Lucky for me. I modify real chairs in composition to reveal how women reorganize themselves as a result of various life experiences. These new compositions reflect a shoring up after a woman has lost a bit of herself. Think of scar tissue.
We have all suffered over the loss of part of the Notre Dame Cathedral. I wonder how we are able to process the seemingly unending bad events to which we wake up each morning.
What helps me is speaking about the events in my work. And knitting, which is another story.
Since buttressing is an engineering way to handle the immense weight of a Gothic cathedral, and transfer that weight safely to the ground, the idea fits nicely into my overall theme of women taking steps in their composition to remain upright. Buttressing is a good word for a bit of reorganizing.

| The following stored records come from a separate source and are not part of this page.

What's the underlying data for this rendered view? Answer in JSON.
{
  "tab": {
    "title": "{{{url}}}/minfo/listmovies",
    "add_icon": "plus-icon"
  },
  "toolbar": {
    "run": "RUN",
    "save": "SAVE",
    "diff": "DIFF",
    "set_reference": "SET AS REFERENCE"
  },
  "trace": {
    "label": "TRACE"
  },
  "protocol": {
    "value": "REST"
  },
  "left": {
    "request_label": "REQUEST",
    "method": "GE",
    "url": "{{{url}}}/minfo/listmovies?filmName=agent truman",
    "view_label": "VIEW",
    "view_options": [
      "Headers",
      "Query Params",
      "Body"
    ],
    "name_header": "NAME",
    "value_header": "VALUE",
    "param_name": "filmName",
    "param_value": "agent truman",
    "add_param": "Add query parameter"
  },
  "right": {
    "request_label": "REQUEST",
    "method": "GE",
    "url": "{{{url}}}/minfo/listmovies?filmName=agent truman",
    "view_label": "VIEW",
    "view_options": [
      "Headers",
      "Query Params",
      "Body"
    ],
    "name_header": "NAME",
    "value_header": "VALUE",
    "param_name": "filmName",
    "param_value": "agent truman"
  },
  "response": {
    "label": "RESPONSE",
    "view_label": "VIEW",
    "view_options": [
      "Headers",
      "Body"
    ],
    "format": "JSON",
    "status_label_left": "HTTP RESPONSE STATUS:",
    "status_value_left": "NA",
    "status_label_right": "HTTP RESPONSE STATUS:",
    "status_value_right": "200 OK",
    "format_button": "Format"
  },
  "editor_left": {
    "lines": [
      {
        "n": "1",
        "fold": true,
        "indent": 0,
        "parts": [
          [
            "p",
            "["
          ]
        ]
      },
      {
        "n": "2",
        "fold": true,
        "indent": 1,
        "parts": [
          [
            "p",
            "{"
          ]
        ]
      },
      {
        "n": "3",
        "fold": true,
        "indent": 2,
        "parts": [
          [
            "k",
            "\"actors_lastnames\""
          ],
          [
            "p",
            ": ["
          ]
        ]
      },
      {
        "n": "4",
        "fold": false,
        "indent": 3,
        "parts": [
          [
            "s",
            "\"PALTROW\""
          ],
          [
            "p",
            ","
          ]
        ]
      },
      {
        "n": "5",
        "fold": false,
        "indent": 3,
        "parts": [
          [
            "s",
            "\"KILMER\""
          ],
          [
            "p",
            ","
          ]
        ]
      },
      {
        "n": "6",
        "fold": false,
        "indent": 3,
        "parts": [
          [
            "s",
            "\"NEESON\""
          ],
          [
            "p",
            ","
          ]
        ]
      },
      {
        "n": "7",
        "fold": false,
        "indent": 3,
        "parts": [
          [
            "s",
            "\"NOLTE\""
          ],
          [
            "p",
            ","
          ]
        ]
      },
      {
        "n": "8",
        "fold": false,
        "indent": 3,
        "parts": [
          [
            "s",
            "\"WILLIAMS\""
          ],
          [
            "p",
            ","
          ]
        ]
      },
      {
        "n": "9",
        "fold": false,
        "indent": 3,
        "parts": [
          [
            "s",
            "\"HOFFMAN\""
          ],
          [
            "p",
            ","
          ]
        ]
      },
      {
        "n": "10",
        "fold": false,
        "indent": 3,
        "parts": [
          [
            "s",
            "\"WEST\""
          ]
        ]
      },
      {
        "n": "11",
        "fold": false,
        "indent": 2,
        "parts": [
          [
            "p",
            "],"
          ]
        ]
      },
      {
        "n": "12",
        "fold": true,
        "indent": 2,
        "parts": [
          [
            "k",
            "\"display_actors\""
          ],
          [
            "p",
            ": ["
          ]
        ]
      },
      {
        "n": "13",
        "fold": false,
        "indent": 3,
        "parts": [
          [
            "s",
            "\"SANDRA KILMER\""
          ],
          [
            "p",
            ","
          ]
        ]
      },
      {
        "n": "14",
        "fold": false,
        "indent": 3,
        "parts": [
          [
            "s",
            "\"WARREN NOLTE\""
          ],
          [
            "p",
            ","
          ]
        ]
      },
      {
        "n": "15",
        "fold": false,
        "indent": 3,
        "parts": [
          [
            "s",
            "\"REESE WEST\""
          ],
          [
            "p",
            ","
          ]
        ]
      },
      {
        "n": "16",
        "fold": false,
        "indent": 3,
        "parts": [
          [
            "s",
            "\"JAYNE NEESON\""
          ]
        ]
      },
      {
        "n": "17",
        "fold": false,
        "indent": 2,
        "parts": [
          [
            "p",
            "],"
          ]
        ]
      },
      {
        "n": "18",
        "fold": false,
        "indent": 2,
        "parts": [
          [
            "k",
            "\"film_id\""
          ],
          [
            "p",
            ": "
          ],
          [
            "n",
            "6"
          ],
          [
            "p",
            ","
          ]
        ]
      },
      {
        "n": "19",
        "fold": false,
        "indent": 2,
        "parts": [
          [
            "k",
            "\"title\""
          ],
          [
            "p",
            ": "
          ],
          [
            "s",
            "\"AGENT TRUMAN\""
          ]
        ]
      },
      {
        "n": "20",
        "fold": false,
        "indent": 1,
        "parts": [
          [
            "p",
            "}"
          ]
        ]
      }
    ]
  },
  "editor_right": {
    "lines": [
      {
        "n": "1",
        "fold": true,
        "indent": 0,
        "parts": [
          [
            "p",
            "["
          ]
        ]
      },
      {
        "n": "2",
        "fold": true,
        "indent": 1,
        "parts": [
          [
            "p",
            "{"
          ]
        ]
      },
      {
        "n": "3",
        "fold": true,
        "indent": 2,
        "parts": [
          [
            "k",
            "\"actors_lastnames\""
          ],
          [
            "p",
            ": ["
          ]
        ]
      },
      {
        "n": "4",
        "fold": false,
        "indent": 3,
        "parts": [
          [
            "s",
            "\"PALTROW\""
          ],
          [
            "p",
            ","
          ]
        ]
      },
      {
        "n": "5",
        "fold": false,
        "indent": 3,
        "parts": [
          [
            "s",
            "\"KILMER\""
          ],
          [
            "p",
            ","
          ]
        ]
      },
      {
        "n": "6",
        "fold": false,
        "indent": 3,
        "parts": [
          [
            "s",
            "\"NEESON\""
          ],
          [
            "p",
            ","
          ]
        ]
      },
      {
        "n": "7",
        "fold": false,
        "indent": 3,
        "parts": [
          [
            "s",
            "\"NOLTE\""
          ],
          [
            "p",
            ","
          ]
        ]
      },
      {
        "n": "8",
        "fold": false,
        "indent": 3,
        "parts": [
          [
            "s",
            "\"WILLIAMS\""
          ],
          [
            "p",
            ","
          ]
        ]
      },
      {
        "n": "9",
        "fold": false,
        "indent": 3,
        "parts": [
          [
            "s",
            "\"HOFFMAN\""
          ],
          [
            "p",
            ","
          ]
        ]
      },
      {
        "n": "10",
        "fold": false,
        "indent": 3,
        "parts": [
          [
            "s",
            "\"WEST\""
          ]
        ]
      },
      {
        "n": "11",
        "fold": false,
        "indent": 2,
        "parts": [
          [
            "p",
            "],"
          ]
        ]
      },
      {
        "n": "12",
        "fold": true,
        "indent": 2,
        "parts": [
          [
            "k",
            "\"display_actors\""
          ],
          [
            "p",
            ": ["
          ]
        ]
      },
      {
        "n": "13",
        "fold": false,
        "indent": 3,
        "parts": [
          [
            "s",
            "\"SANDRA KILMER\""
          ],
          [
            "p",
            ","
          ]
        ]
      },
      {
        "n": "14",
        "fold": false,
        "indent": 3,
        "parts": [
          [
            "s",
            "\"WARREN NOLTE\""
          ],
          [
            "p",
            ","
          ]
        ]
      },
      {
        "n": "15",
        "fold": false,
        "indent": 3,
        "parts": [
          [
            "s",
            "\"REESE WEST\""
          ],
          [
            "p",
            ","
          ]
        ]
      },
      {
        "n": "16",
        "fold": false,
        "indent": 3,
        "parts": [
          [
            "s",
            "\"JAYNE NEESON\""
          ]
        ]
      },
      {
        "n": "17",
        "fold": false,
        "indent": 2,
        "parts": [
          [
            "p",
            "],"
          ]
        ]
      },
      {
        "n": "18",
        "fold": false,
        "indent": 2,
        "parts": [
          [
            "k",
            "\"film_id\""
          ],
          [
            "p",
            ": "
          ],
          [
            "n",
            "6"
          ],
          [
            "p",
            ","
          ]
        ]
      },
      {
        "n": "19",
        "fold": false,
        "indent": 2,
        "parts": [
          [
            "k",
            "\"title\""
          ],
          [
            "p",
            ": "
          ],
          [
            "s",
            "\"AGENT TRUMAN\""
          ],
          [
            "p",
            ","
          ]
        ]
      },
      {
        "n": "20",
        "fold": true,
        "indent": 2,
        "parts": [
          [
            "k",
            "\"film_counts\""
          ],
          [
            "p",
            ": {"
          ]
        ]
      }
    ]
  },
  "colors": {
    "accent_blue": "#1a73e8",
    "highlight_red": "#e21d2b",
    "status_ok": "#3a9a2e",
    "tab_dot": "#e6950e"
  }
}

The central curve of the buttress reaches out to a vertical element to transfer the weight from above. It was fairly recently discovered that sculptures were added to the top of the vertical element to aid in that weight transfer. Accordingly, I added my own extra weight.
I recently wrote a new statement about the goals of my work. It also includes references to how these Uneasy Chairs are made:
These chairs, symbolizing women, are created to the strictest of manufacturing goals. They feature elements uncommon to the woodworking industry. Tools with which you might be familiar are used in unusual ways.You might see a screw head. You might see wood filler used to point out a joint rather than hiding it. You will definitely see sanding marks.
Just as I had to, long ago in Girl Scouts, throw my bedroll three times to check the half-hitches (if they stayed intact, we passed), this piece has fallen off my workbench, revealed injustices and then been fortified. It has my seal of approval.
My voice in this woodworking parallels the content of the work. Mistakes have been made. Substitutions have been employed. Elements have been adapted and cross trained. These facts are responsible for every innovation of the composition which strays from the time honored shape of a chair. If women can dance backwards in three inch heels, we can change our compositions to maintain the status quo after bad experiences. We have our backs.
A visiting artist came to Coker College when I was teaching there. A painter, she discussed the concept of “creating light” in her paintings. I knew well what she was doing as I did the same things in my embroidered work. She used complementary colors against each other in parts of the painting, and modulated each against the other as they rose to a dramatic peak, and then calmed, making the dramatic detail a brilliant contrast to the rest of the work. It could be said that yes, she created light in that certain area.
I first found this in my work in undergraduate school, knew that it was something special, but did not know at that time how I created it.
Here is an example of “creating light” in a mosaic I did a few years ago. This piece is on a cement patio, is about 3″ x 7′. Notice the chevron shapes in the middle of the composition. These shapes alternate in dark blue and dark gold at the bottom and end up far lighter at the top of the composition. This is how I created color or value gradation, making the feeling of light. In this medium, broken tile, there will be an element assuring that the phenomenon is not nearly as brilliant as it can be in painting. The grout, which is applied after all the tile work is finished, minimizes everything because it surrounds each tile in the totality of the composition. Grout is kind of a unifier and creating light depends upon using colors as different from each other as possible.
Notice the real light at the left of the composition. Learning from this example, you can also create light in a composition by employing a lighter value of the same color in specific places.
That is the case in “Fallopian”. below.
And “Extra Limb”.
“Just Bones” concentrates lighter areas to one side of the composition.